British prime minister Theresa May has requested from the EU an extension of the current deadline of March 29 until June 30 to negotiate a Brexit agreement. This seems like far too short an extension. If the framework for a deal had been agreed upon and all that remained was to tie up loose ends, then three months may have been adequate. But the situation surrounding the current negotiations is nothing like that. Given that even after two years, they have failed to arrive at even the outlines of a deal that parliament can support, expecting it to happen in three more months seems wildly unrealistic.

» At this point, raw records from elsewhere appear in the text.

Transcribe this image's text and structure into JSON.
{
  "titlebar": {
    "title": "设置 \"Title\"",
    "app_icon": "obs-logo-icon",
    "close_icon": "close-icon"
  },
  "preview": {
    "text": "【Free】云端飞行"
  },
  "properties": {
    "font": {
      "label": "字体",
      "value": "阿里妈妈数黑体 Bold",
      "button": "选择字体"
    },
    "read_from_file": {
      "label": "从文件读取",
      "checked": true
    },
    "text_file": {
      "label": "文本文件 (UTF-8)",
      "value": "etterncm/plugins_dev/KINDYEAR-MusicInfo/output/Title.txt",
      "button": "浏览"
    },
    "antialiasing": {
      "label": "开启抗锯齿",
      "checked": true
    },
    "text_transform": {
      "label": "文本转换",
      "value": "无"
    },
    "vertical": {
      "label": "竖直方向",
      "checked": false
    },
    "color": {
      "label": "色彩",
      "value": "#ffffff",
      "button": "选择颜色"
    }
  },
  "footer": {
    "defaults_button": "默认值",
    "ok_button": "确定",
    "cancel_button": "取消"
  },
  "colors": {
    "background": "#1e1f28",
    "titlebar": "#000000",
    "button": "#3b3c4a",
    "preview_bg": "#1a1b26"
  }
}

Clearly the EU feels that a short extension will solve nothing and it is not clear that the EU is going to agree to it. European council president Donald Tusk has said that they will agree to a short extension only if the British parliament passes the existing deal by the existing deadline, something it has failed to do twice already by large margins. The Speaker of the House has ruled that the deal cannot be brought up again in this session. Getting past that would require some fancy parliamentary footwork.
But it gets worse. An extension beyond June 30 would require the UK to take part in upcoming elections for the European parliament. May must feel that that would so enrage the Leavers that they would topple her as party leader. So she is trying to give the can just a little kick down the road, hoping she can miraculously pull a deal out of the air that would be agreeable to the parliament and the EU in that time. But if they do get the June 30 extension and do not take part in the EU elections, that might jeopardize the possibility of another extension after June 30 if there is no deal, which is presumably the scenario that the EU leaders see as highly likely and want to avoid.
The Guardian has a review of how the Brexit debacle has shredded the image that people once had of the British as a savvy, pragmatic people with a competent bureaucracy that would know how to negotiate complex deals with other nations. The opinions of others in the EU of the UK performance so far are scathing, calling it “pathetic, incoherent, and chaotic”.
For politicians, diplomats and officials across the continent, the past two-and-a-half years of the Britain’s fraught, seemingly interminable and increasingly shambolic departure from the EU have proved an eye-opener.
To the shock of many, Brexit has revealed a country they long looked up to locked in a narrative of its own exceptionalism, talking mainly to itself, incoherent, entitled, incapable of compromise (with itself or its neighbours), startlingly ignorant of the workings of an organisation it has belonged to for nearly 50 years, and unrealistic.
Some British politicians are “on another planet”, Lamy said, incapable of seeing that Brexit is the infinitely complex diplomatic equivalent of “trying to take the eggs out of an omelette. Even today, they spout the most monstrous nonsense. Many have still not landed in a place one could call reality. The cognitive dissonance is … remarkable.”
In practical negotiating terms, “efficient and knowledgeable” officials had been short-circuited, Lamy said, “cut out of both the decision-making and the action, replaced by people who are ideologically pure – and, of course, have royally messed things up”.
Alexandre Holroyd, a member of the French parliament’s European affairs committee and Franco-British friendship group, said Brexit had laid bare “how little real understanding there is, even in a national parliament, of how the EU works, of its rules and institutions”.
When he was asked in 2016 how Brexit would turn out, Krichbaum said, he had replied that he feared the EU27 would “struggle to put up a coherent front” and warned that the Brits were “excellent negotiators and savvy political communicators. I got it completely the wrong way around, on both counts.”
Many put the failure down to the arrogance of a nation that once had an empire and saw itself as an indispensable nation that other countries in the EU would strive to accommodate at all costs. But the EU clearly seems to be fed up and thinks it can do perfectly well without the UK being part of it. They also said that parliament voting against a no-deal Brexit meant nothing.
A European commission spokesman offered a withering assessment of the decision by MPs to ignore Theresa May’s assertion that no deal was the default position unless there was a deal in place by the time of the UK’s departure.
“We take note of the votes in the House of Commons this evening,” the spokesman said. “There are only two ways to leave the EU: with or without a deal. The EU is prepared for both. To take no deal off the table, it is not enough to vote against no deal – you have to agree to a deal. We have agreed a deal with the prime minister, and the EU is ready to sign it.”
At the same time, the EU’s deputy Brexit negotiator, Sabine Weyand, told EU ambassadors that she feared the Commons was “divorced from reality”.
Quoting private remarks by the Dutch prime minister, Mark Rutte, Weyand concurred with his description of the decision to vote for no deal as “like the Titanic voting for the iceberg to get out of the way”.
I have been posting quite a lot about Brexit not because it affects me directly but because I am astonished at how people in government who should know better can let things drift along until it is too late to stop a disastrous end. It is like a faster version of what is happening with climate change.